Ensure you have a rough plan of how the event will develop, and that each bottle of wine is properly served in regard to temperature and aeration.
Elect a pourer and prepare a list of questions to ask everyone after each wine is tasted. As mentioned, make sure you have enough wine glasses — ideally, each guest will have a new glass for each wine.
It may be worth renting glassware from a local event company for the occasion. Otherwise, you’ll need to rinse and dry the glasses in between every tasting, since residual water can interfere with the taste of a wine.
For a more relaxed event, it’s OK to reuse the same white wine glass for all of the whites and the same red wine glass for all of the reds. Some tastings even ask the guests to bring their own glasses, which can then be placed in a box at the end of the night and taken home to be washed.
Once everyone has a small amount of wine in their glass, you can begin with the tasting and your questions. The right amount of wine in the glass is crucial. Too little wine, and it’s not possible to taste and smell all the components; too much wine, and it cannot breathe in the glass. A thumb’s width is a good guideline.
Start Your Wine Tasting Right
The order in which you taste the wines is important. Typically, you should work your way from dry to sweet with white wines, and light-bodied to full-bodied with red wines.
Each wine tasted should have five minutes of evaluation and note-taking time, and ten minutes of contemplation and discussion afterward. Don’t be too strict about time allotment, and make sure to keep things fluid and lively. Remember, a wine party is supposed to be fun. Avoid any long lectures on winemaking by the host, and keep things focused on group discussion.
Assessing Each Wine
Evaluate each wine’s appearance, taste, and smell. Is it dry, off-dry, or sweet? What about the acidity or the tannins? The most common notes for red wine varietals include spices, fig, blackberry, cherry, cranberry, fig, plum, raisin, raspberry, and flowery tones.
On the other hand, white wines commonly have notes of apricot, banana, citrus, kiwi, pineapple, and floral and tropical flavors. Red wines are tannin-rich and often astringent, while white wines create more acidity on the palate.
Discuss the intensity of aromas, how long they linger on the nose and the overall impression of the wine. How intense are the primary flavors (bitter, sweet, acidic) and how is the persistence of the wine?
Picking Your Favorites
At the end of each wine tasting, have the group express an overall assessment of the wine quality, referring to the notes and impressions collected during the tasting session. The goal of a group wine tasting party is to assess the quality of each wine based on personal evaluations. How do you feel about the wines you tasted and what story do those wines tell you?
After the tasting is complete, and palates are looking for new sensations, bring out the meat and cheese boards and any other appetizers you have.
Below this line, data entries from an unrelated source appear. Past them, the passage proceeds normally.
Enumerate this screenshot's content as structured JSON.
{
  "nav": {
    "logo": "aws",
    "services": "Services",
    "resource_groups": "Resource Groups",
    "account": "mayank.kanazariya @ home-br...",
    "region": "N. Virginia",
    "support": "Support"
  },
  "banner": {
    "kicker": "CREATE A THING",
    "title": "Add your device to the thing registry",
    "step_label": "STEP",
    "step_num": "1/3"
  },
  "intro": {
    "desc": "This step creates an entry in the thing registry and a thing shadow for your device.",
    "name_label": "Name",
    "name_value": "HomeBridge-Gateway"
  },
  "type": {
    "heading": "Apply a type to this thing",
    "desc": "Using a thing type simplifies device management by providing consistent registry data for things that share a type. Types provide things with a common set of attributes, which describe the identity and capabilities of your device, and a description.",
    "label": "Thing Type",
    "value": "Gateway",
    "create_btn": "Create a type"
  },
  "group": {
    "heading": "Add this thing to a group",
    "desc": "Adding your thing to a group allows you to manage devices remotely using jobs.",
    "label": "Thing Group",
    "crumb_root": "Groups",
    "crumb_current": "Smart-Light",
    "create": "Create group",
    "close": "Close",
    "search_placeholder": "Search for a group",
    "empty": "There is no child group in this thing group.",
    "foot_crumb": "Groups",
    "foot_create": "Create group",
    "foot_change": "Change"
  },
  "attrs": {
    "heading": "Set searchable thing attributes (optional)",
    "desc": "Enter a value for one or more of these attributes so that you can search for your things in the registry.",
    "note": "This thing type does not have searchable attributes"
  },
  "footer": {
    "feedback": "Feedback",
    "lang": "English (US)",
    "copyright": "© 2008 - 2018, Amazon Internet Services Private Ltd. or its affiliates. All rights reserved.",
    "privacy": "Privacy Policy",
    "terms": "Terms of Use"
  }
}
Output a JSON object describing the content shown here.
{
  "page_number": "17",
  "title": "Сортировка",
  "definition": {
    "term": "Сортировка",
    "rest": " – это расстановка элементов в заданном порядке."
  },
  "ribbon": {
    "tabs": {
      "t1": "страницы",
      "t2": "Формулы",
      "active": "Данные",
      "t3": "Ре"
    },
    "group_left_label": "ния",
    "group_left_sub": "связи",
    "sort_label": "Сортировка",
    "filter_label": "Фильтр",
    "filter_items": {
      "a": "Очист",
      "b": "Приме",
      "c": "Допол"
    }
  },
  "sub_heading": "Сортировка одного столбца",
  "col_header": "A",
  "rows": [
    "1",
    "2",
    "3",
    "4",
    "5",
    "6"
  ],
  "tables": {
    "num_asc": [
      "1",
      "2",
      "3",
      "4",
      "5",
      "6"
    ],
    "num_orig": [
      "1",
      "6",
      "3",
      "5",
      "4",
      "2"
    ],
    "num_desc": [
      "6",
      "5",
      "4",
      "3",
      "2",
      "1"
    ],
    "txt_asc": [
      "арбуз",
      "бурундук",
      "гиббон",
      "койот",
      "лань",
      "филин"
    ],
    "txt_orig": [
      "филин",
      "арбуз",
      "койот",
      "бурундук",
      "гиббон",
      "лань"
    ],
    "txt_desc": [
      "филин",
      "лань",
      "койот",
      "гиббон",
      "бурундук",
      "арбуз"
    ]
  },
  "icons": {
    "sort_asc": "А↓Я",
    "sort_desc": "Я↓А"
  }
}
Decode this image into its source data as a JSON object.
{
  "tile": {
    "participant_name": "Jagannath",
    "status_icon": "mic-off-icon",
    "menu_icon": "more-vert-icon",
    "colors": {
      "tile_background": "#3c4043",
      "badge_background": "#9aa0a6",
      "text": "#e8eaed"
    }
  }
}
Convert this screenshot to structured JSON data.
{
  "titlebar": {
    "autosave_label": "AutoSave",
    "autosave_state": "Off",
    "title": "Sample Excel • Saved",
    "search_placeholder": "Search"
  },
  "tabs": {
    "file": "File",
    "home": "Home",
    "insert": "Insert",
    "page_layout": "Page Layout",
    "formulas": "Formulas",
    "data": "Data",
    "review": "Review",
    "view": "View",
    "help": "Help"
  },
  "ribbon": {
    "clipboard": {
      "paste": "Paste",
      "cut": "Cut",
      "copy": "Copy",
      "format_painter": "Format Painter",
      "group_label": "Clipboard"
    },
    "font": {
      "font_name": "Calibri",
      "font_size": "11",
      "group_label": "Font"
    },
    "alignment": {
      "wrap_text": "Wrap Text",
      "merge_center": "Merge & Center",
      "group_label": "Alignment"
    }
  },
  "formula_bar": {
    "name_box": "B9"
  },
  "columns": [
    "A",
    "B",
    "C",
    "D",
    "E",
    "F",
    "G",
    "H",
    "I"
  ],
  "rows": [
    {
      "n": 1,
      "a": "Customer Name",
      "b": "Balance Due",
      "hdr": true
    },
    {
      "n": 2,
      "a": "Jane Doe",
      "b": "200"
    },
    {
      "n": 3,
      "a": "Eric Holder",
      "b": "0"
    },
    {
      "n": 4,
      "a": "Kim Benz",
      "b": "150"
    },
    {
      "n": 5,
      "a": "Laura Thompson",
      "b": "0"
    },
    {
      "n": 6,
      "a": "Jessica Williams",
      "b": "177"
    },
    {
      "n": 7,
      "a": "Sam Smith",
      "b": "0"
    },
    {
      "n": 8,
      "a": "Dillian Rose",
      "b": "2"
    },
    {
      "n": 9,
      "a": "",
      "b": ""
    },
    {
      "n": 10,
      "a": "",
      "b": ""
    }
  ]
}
Offer your guests a selection of different hors d’oeuvres that can be eaten while mingling and holding a glass of wine.
Don’t forget to have a dessert wine to serve before everyone heads home. And don’t feel that you need to serve dessert — sweet wines such as Tokaji Aszú or Vin Santo make a perfect after-dinner conversation piece all on their own.
Make It a Regular Event
While it might sound a bit daunting at first, having a wine tasting party is quite doable once you know the basics, get organized, and follow through on a few key guidelines.
Whether you want a dressed-up evening event indoors or a casual afternoon soiree in your backyard, the bottom line is that a wine tasting party is the perfect time to socialize, learn, have fun, and embark on an adventure of the senses. Just be warned: Once you have a successful wine party, you (and your guests) might want to make it a regular event. Cheers to that!